* [PROBLEM REQUIREMENTS]: From the material below, copy each line that holds the word "target".

______

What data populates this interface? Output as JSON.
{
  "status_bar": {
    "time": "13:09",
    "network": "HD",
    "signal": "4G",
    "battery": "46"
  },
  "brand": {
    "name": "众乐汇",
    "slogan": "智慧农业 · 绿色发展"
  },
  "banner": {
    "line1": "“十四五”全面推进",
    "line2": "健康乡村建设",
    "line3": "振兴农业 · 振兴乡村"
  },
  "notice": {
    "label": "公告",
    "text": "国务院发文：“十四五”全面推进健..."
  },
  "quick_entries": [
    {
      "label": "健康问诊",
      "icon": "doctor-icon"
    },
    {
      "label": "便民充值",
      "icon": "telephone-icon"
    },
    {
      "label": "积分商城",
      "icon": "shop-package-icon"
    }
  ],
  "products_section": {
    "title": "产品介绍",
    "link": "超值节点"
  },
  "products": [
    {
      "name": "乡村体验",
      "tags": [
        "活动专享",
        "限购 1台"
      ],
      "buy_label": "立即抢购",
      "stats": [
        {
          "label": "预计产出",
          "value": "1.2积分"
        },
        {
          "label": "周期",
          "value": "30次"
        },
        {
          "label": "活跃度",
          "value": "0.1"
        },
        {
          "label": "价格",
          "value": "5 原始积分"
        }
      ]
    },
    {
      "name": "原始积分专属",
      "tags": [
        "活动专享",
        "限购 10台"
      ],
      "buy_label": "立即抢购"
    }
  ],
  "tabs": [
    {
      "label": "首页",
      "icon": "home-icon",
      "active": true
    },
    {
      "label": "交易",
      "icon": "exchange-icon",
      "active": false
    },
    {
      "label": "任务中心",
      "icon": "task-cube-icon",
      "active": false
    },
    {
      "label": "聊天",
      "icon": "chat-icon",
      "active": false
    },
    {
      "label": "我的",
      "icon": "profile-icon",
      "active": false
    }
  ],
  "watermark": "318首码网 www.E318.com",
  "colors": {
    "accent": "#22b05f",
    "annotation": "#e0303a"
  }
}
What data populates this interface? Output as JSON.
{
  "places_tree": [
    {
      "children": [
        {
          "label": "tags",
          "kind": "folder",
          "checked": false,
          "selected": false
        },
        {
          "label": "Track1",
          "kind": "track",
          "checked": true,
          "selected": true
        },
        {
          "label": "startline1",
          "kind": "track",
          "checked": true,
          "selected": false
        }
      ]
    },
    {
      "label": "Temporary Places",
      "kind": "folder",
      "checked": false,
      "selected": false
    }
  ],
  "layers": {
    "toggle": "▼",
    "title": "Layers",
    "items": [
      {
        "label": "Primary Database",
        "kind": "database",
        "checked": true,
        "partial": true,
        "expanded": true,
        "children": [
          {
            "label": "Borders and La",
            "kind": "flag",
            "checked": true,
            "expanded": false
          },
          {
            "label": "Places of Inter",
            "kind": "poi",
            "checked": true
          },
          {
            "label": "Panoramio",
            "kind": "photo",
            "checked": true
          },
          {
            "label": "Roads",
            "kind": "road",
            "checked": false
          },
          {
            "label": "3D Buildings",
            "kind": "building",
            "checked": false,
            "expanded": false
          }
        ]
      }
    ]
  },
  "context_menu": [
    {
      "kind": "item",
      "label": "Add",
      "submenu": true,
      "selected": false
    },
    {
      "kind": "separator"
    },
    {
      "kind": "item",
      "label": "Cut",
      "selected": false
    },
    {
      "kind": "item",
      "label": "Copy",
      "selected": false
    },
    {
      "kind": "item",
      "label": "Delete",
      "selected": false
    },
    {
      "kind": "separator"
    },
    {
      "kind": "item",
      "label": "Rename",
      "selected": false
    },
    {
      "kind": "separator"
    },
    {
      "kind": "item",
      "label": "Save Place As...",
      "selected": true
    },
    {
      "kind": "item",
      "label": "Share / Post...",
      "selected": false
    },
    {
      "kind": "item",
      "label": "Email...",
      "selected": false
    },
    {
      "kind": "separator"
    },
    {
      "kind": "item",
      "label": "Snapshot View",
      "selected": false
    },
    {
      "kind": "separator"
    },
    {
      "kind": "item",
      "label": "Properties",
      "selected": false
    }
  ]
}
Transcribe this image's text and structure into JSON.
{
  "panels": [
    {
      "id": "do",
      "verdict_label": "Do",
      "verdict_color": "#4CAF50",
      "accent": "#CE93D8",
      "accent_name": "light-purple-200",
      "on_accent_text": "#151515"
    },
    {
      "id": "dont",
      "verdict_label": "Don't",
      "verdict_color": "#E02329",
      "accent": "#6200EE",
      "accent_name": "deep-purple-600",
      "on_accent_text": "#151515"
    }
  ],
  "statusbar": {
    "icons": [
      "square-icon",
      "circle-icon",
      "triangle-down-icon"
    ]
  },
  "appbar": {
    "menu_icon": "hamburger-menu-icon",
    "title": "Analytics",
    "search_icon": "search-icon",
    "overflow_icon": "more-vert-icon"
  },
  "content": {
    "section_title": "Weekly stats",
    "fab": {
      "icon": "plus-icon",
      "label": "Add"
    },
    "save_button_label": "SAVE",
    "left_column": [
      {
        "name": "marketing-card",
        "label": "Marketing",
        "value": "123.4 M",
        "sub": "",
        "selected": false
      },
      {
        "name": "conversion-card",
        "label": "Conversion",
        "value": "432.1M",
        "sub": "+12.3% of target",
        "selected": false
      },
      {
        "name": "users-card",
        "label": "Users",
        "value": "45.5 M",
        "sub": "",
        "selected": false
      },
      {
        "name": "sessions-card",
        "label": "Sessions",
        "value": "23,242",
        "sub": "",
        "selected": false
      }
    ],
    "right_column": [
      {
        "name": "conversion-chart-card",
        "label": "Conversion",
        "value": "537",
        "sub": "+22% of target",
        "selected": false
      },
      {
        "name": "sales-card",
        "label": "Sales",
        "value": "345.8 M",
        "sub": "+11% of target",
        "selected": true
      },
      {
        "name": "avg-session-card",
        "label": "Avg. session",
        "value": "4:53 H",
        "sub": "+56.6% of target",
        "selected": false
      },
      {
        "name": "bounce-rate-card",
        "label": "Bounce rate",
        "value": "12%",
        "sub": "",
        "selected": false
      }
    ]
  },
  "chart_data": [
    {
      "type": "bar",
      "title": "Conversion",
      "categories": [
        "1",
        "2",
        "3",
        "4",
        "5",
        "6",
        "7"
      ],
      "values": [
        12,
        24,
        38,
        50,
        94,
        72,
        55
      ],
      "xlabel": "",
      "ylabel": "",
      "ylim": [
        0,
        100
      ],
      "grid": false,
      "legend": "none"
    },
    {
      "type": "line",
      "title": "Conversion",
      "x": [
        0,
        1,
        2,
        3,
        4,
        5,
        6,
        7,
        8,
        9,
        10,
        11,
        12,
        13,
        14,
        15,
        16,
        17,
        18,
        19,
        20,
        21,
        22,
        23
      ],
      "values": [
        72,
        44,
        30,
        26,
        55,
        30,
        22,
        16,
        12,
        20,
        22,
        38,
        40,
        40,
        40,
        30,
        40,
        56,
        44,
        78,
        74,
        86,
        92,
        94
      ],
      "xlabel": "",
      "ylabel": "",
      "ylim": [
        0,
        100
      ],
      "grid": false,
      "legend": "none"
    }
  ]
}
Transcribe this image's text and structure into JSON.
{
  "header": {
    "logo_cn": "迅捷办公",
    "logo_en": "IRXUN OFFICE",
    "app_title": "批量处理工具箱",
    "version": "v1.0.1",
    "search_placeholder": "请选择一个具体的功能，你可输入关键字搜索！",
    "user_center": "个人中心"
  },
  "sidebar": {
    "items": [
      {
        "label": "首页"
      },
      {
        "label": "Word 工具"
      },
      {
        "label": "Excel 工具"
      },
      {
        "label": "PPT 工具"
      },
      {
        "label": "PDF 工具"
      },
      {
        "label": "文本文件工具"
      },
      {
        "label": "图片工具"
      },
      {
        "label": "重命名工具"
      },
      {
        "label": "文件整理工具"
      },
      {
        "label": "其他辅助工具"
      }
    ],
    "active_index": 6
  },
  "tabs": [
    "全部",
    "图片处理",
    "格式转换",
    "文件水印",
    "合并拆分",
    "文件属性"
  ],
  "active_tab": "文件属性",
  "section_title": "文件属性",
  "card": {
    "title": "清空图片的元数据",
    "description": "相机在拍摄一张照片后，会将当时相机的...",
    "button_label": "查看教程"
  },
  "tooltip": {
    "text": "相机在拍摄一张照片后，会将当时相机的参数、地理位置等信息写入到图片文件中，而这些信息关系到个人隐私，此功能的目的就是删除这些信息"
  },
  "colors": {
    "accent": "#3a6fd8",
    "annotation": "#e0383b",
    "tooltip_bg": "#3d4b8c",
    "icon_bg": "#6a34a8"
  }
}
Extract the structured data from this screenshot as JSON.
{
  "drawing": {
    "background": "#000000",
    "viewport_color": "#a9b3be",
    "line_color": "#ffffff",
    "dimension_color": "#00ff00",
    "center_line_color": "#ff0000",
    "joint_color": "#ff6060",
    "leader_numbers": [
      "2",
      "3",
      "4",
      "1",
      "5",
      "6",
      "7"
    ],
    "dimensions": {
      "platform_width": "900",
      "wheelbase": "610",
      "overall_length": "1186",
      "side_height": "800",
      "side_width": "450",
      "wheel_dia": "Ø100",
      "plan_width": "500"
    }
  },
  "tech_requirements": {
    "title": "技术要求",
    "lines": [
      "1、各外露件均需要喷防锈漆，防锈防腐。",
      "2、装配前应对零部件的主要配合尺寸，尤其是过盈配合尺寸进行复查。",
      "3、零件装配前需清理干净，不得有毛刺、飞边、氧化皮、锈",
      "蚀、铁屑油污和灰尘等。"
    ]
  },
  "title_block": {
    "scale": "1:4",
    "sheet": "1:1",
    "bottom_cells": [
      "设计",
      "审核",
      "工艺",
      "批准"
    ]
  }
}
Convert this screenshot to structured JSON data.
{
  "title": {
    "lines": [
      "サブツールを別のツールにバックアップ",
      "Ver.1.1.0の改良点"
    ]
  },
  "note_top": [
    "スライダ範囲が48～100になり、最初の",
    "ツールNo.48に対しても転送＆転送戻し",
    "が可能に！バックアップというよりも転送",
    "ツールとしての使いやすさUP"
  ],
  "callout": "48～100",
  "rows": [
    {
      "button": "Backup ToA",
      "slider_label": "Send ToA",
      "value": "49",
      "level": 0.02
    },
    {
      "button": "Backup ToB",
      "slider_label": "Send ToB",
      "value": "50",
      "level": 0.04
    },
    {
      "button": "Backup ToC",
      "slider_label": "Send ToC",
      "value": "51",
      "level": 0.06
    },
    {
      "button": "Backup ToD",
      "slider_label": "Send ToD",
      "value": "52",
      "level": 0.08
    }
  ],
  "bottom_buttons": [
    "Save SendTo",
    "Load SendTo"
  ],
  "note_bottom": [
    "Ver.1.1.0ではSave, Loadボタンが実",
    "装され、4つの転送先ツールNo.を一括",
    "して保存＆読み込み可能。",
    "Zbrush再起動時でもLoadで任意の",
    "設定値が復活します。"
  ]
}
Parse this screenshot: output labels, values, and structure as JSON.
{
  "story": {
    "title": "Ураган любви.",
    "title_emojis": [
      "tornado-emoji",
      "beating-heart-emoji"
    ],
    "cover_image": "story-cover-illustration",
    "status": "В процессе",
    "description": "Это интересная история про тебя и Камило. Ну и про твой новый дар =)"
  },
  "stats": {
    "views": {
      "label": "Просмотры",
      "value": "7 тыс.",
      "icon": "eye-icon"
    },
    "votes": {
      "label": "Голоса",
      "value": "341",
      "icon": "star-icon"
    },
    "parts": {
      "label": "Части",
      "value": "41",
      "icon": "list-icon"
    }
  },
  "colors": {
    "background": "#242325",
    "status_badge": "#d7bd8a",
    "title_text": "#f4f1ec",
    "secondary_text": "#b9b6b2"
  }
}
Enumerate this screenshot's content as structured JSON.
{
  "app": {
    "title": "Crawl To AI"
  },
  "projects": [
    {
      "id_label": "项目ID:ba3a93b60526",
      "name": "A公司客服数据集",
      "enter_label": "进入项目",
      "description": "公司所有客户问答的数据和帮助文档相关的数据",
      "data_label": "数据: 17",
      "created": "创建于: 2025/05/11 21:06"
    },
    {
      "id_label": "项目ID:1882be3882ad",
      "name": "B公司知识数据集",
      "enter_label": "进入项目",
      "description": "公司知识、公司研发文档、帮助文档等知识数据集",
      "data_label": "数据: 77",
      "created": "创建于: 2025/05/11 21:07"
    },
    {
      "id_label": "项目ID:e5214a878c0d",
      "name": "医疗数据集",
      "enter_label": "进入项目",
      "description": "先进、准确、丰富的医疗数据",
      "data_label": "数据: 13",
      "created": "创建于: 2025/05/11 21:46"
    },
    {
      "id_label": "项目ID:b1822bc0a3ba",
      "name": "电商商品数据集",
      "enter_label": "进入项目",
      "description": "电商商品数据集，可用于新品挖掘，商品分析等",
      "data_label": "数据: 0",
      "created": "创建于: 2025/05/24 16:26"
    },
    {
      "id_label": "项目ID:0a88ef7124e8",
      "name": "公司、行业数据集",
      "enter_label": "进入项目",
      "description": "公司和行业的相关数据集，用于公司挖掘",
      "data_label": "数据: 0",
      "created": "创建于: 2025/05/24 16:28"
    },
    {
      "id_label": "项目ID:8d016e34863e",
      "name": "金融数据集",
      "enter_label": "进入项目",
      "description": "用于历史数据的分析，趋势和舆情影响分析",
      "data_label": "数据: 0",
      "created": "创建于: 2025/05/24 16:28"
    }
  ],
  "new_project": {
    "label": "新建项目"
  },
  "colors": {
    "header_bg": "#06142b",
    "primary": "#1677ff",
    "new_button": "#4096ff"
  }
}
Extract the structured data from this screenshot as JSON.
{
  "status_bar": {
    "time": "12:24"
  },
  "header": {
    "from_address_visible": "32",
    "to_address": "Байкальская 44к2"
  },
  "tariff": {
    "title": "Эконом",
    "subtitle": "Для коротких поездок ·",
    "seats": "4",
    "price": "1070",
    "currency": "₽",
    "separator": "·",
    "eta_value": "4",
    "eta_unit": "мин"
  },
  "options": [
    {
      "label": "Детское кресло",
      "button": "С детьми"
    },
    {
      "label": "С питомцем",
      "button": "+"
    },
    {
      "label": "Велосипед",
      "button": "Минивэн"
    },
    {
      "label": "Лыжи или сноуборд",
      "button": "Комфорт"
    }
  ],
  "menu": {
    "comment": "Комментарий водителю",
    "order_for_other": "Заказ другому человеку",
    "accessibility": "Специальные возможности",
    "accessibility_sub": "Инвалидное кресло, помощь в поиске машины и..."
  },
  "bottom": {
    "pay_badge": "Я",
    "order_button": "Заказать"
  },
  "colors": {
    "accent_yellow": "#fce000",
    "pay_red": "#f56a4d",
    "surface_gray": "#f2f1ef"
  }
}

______

* [TASK RESULT]:
        "sub": "+12.3% of target",
        "sub": "+22% of target",
        "sub": "+11% of target",
        "sub": "+56.6% of target",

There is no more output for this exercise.